A traveler’s tales

My family visited England and France with our son, who’d been in England on a Gap Year. Our 11 day whirlwind tour included London, Milton Keynes/Bletchley Park, Paris, Bath, Hayward’s Heath (West Sussex), and Brighton. Two days after we returned, my daughter and I headed to Washington, D.C. for a homeschool version of the 8th grade pilgrimmage to our nation’s capital, plus a visit with her young cousins, aunt, and uncle.

Along the way, I tried to note what people are reading and how. American and British readers have embraced Ipads and Kindles, although many are playing games rather than reading. I saw roughly 50% e-readers versus books.

In Paris, people were reading actual books. The parks were of French and international readers. An afternoon event at Shakespeare and Company drew a small crowd. I didn’t see a single e-reader all day.

In both the London Underground and the Paris Metro, poster-size ads for books were as prevalent as those for shows or films. Many of the London ads were for literary fiction. Fiction was the top choice of readers on trains and planes; people on e-readers are harder to spy on. I saw lots of adults reading The Hunger Games.

Train station and airport shops are heavily promoting the Fifty Shades of Grey books. In England, Diamond Jubilee titles celebrating Queen Elizabeth and books about the Olympics are also prominent.

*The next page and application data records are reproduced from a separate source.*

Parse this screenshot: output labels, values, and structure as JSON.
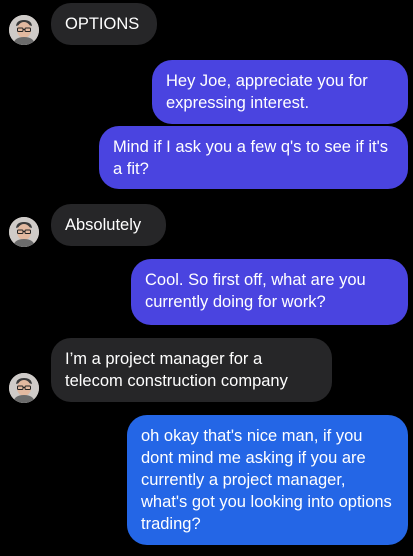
{
  "conversation": {
    "messages": [
      {
        "id": "m1",
        "direction": "incoming",
        "text": "OPTIONS",
        "avatar": "contact-avatar-joe"
      },
      {
        "id": "m2",
        "direction": "outgoing",
        "text": "Hey Joe, appreciate you for expressing interest."
      },
      {
        "id": "m3",
        "direction": "outgoing",
        "text": "Mind if I ask you a few q's to see if it's a fit?"
      },
      {
        "id": "m4",
        "direction": "incoming",
        "text": "Absolutely",
        "avatar": "contact-avatar-joe"
      },
      {
        "id": "m5",
        "direction": "outgoing",
        "text": "Cool. So first off, what are you currently doing for work?"
      },
      {
        "id": "m6",
        "direction": "incoming",
        "text": "I’m a project manager for a telecom construction company",
        "avatar": "contact-avatar-joe"
      },
      {
        "id": "m7",
        "direction": "outgoing",
        "text": "oh okay that's nice man, if you dont mind me asking if you are currently a project manager, what's got you looking into options trading?"
      }
    ]
  },
  "colors": {
    "background": "#000000",
    "incoming_bubble": "#262628",
    "outgoing_bubble_purple": "#4a44e0",
    "outgoing_bubble_blue": "#2466e6",
    "text": "#ffffff"
  }
}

In Holland Park, where we stayed, Daunt Books had an enticing window filled with books I recognized and some I didn’t, and inside, one of the best selections of travel titles I’ve ever seen.

I visited a Waterstones, England’s biggest chain (which just agreed to carry Kindles). The staff there was knowledgeable and the display included some local authors and staff picks. Everything was clearly designed to feel like an independent store.

I also enjoyed popping into some of the ubiquitous charity shops selling used books (Oxfam, for example) and a half-price remainders bookshop in Bath. I wish I’d had time to check out libraries as well. In fact, I could plan an entire trip around libraries and bookstores . . . .